What are the four reasons scientists ask questions?
gsenviro | Certified Educator
You will often find scientists asking "Why" or "why does this happen?", etc. Why is the most common question for scientists. Other questions of interest would be How, when, what (or what if), etc. Scientists ask questions because:
- Natural curiosity: You may find that a number of scientists are simply curious to know about things and phenomena. It is this simple curiosity that drives them.
- Skepticism: Scientists are born skeptics (many of them are!!). They have to understand as much as possible about things and processes before they can accept something. Think where would we be, if we still believed that earth is the center of universe. It took a Copernicus or a Galileo to view this as a skeptic and figure out that that is not the case.
- Hypothesis formation: Scientists need more information to form hypothesis, a possible explanation for an observation.
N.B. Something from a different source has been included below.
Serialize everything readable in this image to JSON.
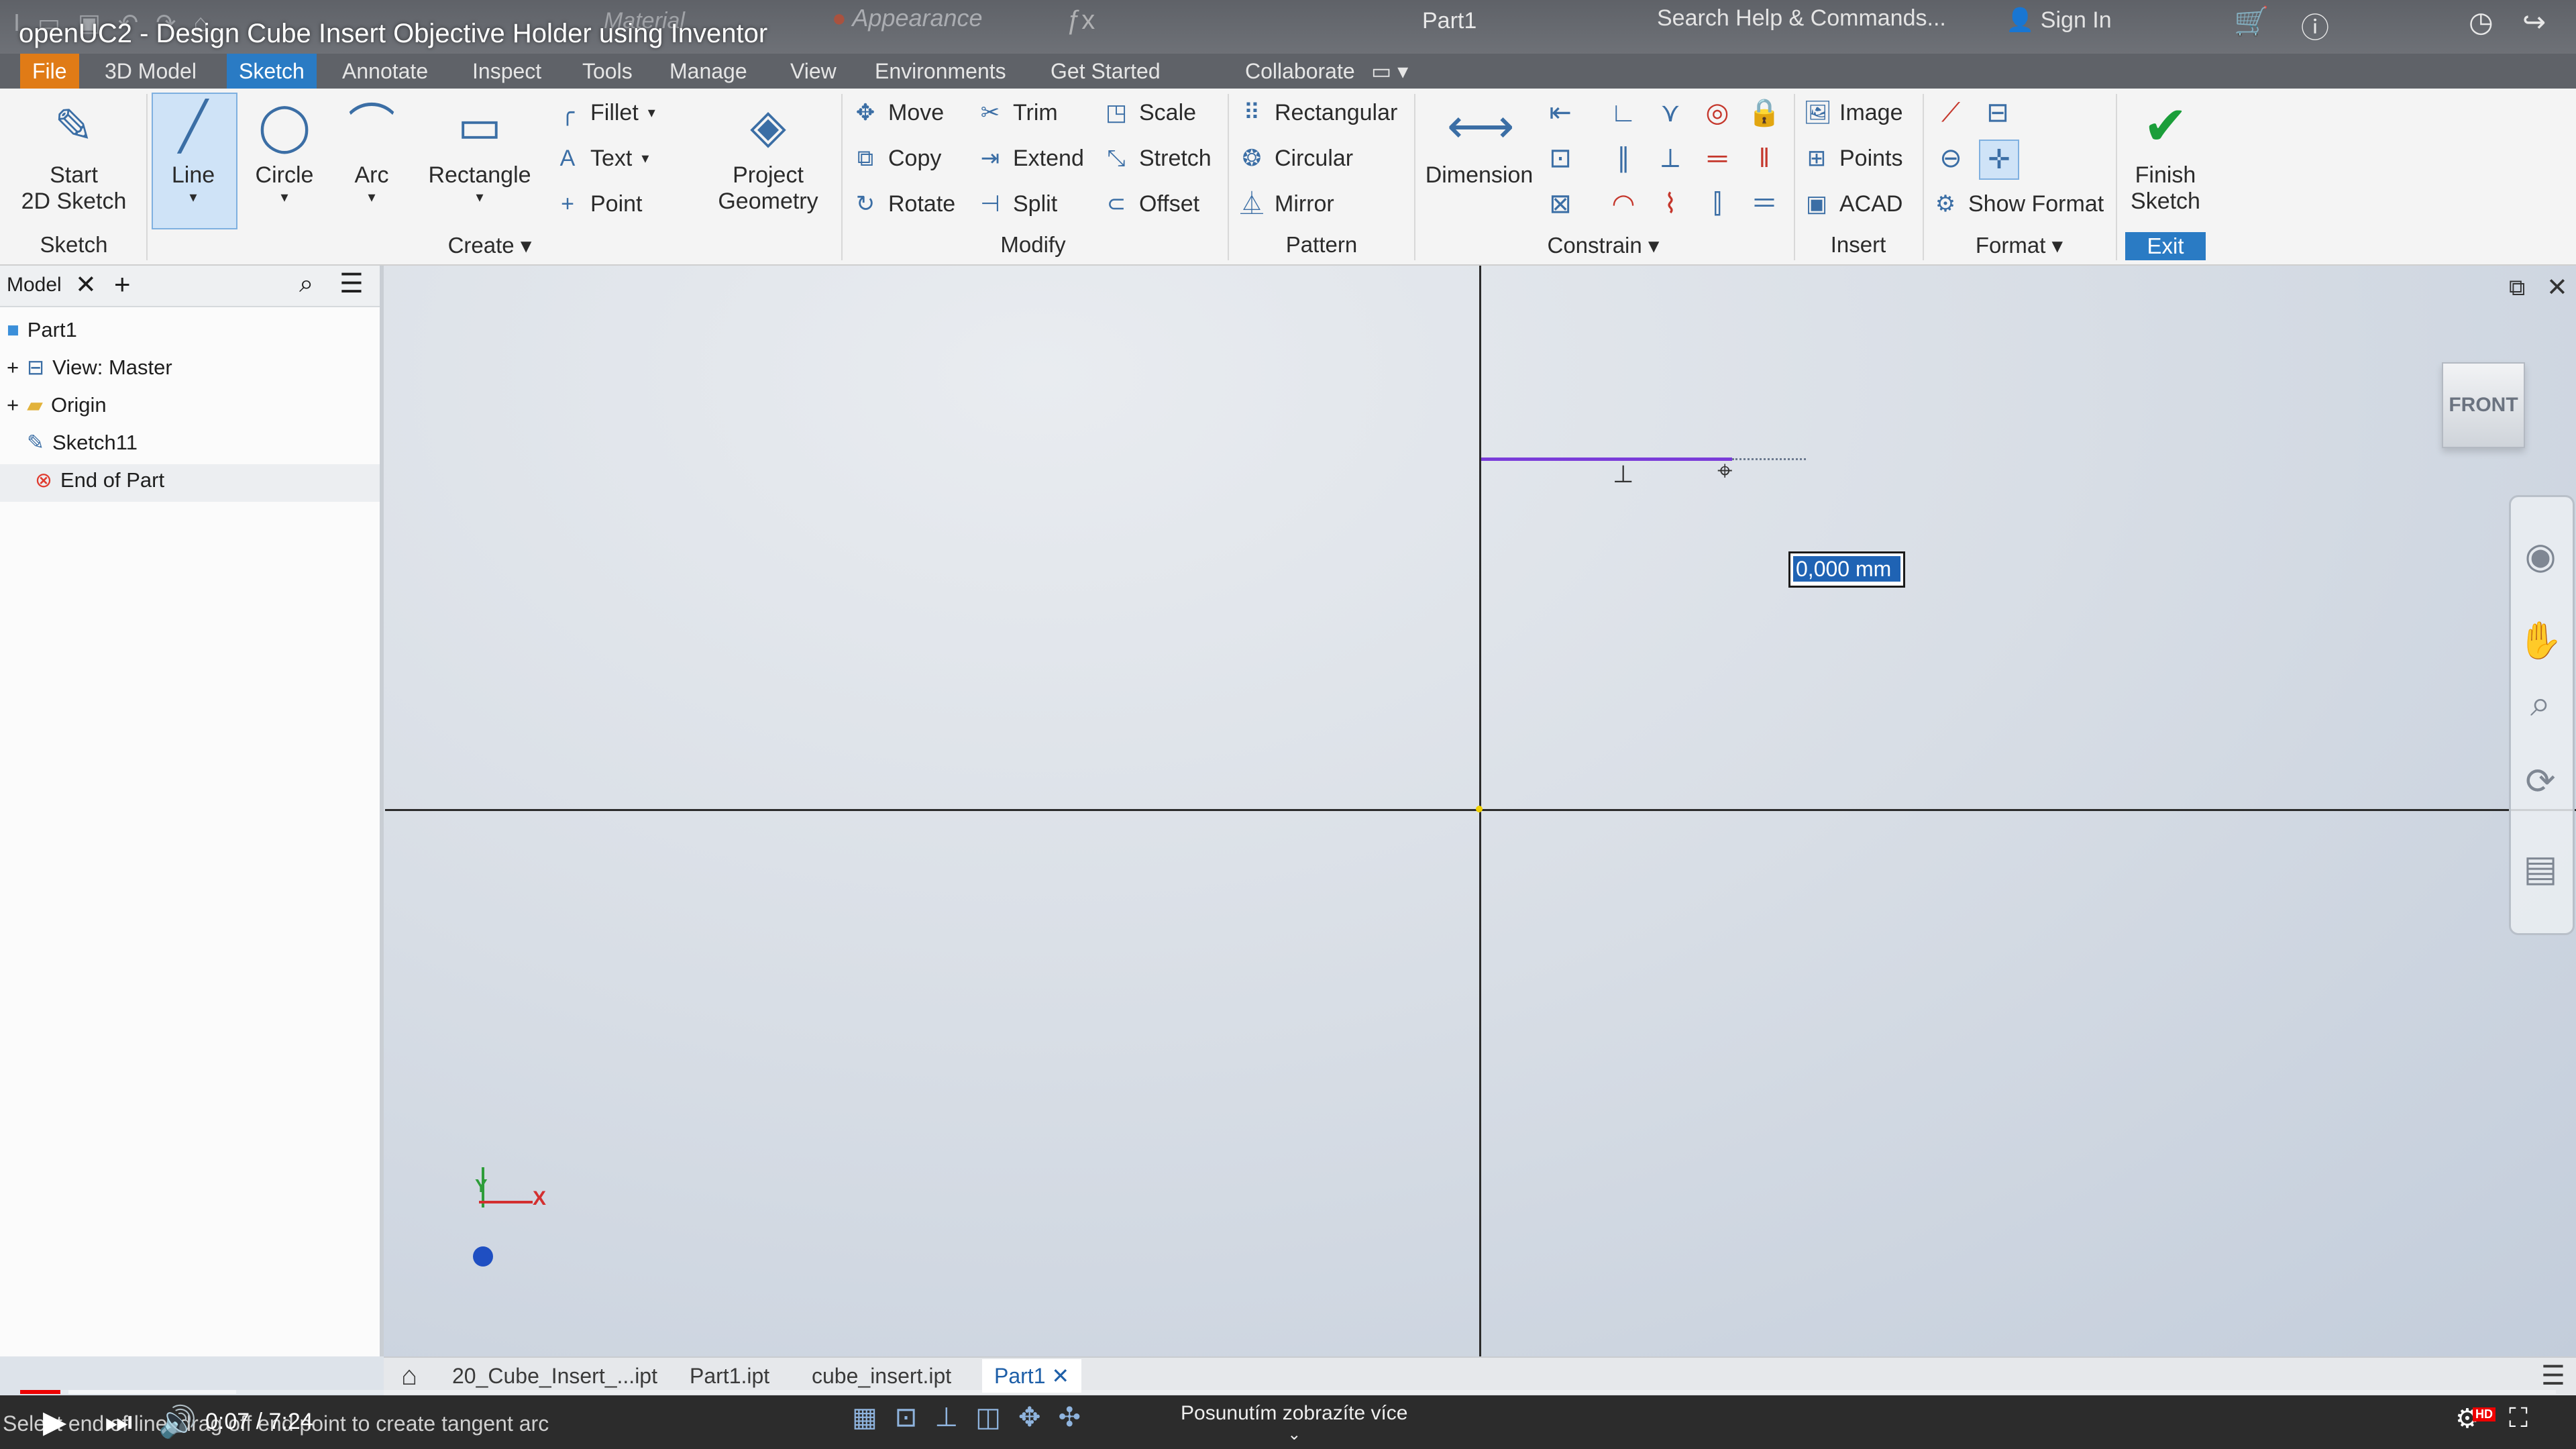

Only by asking questions, they can obtain as much information as possible to better understand the observation/s to come up with a reasonable hypothesis.
- To learn: Scientists do not know everything and most of the times, an observation may require more than one expertise to come up with an answer. Scientists ask questions to know more about other fields, so that they can incorporate that knowledge in their work. For example, an biologist may also need to know statistics to describe his/her data and will therefore ask questions from a statistician.
Hope this helps.